The arrow of entropy (as thermodynamic property) has the same directionality as the arrow of time. As explained in post 3 there is no difference between the directions of time and the directions in space. Consequently the freedom of changes in entropy applies to all directions in space-time, following the directions of time.
Entropy is a measure of disorder or more accurately of unpredictability. The intrinsic uncertainty of time (the time uncertainty principle introduced in post 16) implicates that it is impossible to measure time-distance relations with absolute certainty. Entropy can be considered the result of a continuous process of an endogenous increase of either mass or energy in space-time (see also post 6). Gravitation as I see it is the source of entropy.
As explained in post 13, the course of time varies between extreme fast and extreme slow, it cannot be infinite fast or infinite slow.
This means that an increase of entropy in Black Holes evolves at a slower rate than an increase of entropy outside Black Holes (see also posts 12 and 17). By the same token 0-entropy is an impossibility.
At a certain distance from a Black Hole there is a place where light rays are influenced by the Black Hole’s gravitational pull or time-delay to the extent that these rays start to slow down and turn off to the Black Hole. Other light rays happen to get just enough extra speed enabling them to turn away from the Black Hole and disappear into the space surrounding it (see also post 12).
This means that a Black Hole is surrounded by an Interchange Horizon at which light rays share the same constant speed as long as they remain in that area.

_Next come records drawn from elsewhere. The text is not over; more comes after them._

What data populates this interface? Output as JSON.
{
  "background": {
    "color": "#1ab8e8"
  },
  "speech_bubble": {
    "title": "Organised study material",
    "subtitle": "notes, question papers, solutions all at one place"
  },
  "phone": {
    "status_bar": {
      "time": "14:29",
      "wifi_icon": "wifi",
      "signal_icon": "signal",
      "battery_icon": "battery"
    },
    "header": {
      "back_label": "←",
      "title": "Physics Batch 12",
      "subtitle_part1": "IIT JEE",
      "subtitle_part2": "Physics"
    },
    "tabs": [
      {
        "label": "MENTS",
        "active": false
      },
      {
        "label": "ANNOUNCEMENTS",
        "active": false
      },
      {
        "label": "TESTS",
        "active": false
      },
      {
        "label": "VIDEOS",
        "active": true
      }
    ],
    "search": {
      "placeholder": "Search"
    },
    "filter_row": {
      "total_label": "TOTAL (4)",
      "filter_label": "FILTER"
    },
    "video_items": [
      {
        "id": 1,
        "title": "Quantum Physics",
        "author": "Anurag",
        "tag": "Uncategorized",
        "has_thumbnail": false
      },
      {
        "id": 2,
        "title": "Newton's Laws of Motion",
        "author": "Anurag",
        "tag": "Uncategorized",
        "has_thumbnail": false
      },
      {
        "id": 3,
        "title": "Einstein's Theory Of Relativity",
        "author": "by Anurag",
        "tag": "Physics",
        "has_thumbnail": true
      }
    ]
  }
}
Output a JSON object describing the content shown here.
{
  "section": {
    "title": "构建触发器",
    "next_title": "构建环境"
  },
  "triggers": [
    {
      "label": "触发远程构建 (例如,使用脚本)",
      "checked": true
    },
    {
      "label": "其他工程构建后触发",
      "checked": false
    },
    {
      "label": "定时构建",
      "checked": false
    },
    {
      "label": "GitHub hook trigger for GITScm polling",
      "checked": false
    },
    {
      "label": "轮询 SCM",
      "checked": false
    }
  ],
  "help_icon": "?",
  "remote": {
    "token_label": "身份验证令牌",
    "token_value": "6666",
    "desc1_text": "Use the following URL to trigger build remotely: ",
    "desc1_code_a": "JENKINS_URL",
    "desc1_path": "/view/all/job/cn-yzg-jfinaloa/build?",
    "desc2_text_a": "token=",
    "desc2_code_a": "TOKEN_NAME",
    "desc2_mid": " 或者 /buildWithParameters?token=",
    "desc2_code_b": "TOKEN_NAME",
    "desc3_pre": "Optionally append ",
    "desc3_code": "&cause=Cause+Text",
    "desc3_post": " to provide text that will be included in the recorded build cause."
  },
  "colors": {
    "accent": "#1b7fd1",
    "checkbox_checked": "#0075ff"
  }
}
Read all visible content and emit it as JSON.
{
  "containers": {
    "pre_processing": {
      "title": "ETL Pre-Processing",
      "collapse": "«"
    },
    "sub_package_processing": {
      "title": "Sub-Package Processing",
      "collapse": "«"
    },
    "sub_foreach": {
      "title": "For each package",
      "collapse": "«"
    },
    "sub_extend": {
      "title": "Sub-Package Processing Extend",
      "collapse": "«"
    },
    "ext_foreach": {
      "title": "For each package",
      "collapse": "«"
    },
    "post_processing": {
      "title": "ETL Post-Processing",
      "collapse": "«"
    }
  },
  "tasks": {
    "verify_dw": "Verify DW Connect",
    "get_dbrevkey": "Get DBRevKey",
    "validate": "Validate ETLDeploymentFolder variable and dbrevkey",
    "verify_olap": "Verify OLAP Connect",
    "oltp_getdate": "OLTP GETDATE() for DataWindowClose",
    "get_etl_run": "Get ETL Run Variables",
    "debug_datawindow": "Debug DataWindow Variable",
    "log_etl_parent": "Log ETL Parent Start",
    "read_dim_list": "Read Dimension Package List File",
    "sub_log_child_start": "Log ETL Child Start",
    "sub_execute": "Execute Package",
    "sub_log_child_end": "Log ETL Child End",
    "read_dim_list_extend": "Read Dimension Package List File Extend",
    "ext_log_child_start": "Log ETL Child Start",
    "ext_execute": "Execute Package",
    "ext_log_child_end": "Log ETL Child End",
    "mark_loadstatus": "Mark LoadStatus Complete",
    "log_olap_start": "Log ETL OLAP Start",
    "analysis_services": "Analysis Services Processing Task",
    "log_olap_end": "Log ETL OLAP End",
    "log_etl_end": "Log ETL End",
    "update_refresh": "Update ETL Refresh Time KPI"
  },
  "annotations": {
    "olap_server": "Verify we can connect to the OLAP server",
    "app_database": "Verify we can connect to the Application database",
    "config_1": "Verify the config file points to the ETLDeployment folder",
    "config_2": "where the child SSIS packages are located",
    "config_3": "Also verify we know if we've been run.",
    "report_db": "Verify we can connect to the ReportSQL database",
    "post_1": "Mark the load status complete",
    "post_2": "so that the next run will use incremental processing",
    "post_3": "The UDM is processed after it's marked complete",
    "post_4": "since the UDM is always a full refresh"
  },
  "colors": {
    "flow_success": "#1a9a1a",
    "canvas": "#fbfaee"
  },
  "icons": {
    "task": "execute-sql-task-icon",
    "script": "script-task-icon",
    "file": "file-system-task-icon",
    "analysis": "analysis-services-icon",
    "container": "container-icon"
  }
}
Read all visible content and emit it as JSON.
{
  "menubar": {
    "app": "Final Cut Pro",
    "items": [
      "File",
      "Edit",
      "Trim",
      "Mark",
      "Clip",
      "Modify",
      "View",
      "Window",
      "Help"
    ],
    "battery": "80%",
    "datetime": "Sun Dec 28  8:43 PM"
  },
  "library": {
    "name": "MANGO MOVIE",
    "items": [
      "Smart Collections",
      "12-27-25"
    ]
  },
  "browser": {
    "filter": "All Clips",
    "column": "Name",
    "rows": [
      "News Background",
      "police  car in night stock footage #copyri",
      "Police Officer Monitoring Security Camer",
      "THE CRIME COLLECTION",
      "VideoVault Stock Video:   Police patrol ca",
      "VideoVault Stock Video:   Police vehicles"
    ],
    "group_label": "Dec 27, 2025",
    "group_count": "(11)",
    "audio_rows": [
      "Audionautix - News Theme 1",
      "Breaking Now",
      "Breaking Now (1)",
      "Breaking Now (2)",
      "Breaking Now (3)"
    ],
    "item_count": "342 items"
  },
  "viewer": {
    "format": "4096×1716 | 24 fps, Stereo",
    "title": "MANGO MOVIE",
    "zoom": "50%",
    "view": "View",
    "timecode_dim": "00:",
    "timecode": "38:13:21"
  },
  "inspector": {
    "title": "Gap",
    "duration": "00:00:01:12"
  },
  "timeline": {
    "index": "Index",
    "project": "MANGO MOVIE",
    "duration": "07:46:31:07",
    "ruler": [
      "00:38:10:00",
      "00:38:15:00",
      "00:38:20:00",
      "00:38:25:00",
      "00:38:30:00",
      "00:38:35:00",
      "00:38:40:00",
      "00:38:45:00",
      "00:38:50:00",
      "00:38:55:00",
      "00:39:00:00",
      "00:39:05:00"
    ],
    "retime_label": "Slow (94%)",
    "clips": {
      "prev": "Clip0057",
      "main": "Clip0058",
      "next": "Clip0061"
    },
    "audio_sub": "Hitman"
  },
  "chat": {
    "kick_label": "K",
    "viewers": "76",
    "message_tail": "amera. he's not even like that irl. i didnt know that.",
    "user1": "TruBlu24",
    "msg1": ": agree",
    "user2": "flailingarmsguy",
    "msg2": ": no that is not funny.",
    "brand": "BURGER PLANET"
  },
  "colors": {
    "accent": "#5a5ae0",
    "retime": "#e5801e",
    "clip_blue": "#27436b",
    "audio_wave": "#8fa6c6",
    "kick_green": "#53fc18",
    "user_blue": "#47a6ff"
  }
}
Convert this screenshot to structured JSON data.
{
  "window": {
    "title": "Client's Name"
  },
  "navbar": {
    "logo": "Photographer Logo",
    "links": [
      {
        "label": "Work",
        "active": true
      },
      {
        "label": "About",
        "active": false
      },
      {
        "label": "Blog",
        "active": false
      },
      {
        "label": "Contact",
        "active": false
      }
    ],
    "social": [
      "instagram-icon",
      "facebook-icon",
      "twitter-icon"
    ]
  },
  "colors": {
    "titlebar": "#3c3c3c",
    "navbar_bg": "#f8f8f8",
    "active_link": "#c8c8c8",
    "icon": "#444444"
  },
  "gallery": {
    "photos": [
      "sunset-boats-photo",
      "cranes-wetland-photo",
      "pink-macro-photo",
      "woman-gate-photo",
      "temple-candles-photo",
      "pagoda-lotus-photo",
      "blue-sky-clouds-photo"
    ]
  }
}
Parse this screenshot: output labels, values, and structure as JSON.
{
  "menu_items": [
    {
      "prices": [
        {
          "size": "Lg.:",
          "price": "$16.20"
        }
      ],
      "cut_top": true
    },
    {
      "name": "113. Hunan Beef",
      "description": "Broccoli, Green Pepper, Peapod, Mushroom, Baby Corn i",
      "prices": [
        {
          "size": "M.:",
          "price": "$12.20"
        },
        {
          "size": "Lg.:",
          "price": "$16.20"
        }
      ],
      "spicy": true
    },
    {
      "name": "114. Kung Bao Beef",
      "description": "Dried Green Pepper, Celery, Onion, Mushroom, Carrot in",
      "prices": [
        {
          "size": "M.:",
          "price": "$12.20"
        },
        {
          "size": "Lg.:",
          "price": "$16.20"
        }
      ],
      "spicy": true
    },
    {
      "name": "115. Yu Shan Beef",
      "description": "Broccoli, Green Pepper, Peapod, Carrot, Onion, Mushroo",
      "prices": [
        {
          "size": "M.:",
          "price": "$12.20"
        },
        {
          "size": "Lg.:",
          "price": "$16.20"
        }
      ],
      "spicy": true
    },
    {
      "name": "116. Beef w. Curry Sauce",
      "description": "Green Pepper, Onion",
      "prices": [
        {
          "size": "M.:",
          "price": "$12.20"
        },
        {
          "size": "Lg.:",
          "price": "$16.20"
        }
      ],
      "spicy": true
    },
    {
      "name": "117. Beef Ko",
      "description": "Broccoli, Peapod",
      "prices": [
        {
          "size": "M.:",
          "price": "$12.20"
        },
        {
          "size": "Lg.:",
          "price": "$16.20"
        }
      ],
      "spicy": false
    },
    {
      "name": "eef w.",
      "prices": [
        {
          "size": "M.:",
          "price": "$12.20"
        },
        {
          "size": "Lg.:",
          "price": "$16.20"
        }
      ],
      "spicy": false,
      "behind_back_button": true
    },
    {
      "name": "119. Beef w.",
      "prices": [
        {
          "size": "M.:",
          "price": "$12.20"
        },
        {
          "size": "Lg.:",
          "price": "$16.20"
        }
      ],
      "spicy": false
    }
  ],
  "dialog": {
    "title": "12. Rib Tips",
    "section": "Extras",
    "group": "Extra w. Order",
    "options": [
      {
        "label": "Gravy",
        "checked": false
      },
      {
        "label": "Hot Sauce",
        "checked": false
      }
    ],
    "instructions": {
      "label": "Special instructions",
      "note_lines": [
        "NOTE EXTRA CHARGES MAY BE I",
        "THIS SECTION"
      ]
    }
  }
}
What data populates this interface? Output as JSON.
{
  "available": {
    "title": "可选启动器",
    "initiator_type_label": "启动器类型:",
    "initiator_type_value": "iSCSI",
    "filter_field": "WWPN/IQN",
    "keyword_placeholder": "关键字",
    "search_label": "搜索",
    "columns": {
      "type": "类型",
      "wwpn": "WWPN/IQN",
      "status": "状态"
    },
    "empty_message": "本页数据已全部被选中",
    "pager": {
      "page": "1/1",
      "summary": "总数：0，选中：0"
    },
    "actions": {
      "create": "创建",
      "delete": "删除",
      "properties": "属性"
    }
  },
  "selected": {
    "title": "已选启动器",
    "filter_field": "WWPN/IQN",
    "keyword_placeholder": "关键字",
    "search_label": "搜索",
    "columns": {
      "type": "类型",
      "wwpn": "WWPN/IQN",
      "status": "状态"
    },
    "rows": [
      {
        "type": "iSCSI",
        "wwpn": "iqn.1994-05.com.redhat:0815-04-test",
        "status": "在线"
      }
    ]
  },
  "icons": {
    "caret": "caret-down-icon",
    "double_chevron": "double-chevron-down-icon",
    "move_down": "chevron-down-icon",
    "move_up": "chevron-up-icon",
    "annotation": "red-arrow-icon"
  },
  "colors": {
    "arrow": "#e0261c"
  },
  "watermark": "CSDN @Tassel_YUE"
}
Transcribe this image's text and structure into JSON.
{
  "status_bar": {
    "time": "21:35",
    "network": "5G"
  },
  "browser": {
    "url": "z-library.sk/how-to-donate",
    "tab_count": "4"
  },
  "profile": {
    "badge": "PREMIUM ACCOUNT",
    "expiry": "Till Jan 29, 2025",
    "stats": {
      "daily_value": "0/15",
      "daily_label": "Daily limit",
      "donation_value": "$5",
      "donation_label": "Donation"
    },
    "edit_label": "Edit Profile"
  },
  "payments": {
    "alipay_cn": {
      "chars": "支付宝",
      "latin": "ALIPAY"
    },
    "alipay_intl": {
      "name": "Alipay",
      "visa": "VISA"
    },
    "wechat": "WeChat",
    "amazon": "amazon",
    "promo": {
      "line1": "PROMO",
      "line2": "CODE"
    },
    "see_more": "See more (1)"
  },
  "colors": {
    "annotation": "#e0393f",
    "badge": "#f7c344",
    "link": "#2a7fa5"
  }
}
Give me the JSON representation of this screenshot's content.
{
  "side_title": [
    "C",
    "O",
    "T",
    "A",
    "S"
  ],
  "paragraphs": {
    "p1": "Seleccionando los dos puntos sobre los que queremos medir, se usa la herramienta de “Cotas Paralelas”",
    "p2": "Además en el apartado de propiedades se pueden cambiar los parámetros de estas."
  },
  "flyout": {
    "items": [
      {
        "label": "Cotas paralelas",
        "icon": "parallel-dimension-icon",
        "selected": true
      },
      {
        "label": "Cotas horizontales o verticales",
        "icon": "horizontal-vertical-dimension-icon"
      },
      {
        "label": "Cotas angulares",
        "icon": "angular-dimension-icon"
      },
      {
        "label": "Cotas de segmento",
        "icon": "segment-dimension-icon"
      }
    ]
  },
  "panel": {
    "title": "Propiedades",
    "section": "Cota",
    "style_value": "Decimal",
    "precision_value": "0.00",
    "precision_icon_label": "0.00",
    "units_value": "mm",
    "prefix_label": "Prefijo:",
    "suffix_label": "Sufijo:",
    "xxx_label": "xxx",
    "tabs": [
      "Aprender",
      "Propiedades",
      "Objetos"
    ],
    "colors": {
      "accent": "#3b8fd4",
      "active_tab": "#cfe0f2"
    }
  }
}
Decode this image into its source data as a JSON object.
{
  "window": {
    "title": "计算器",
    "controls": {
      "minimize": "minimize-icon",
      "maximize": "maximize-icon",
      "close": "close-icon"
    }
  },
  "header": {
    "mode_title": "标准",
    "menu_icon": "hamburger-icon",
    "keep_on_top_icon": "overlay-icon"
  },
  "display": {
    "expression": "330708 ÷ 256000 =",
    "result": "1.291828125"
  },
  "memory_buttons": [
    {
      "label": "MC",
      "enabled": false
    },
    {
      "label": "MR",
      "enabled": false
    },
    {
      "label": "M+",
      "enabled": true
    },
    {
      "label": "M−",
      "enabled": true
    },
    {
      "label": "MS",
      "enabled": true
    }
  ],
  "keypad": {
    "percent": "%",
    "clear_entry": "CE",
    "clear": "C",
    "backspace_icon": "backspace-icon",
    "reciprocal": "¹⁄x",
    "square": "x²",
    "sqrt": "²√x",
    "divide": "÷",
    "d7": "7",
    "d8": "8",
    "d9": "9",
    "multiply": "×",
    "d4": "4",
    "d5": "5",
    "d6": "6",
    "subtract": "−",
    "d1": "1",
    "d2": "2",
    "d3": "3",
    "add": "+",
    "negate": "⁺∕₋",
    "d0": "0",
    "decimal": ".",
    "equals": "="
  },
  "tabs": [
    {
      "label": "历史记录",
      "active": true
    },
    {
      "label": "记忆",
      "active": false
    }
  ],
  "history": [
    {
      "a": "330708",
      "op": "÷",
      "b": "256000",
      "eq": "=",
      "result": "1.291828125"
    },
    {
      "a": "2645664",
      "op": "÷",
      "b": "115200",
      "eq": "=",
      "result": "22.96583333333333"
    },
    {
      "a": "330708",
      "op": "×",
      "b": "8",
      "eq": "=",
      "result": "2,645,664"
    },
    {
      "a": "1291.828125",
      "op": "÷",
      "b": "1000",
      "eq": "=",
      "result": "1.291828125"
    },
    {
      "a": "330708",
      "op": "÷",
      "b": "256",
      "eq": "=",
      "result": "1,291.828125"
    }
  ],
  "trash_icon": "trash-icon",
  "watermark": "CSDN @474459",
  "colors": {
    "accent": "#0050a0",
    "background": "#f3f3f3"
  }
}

The circumference of the Interchange Horizon is a measure of a Black Hole’s mass.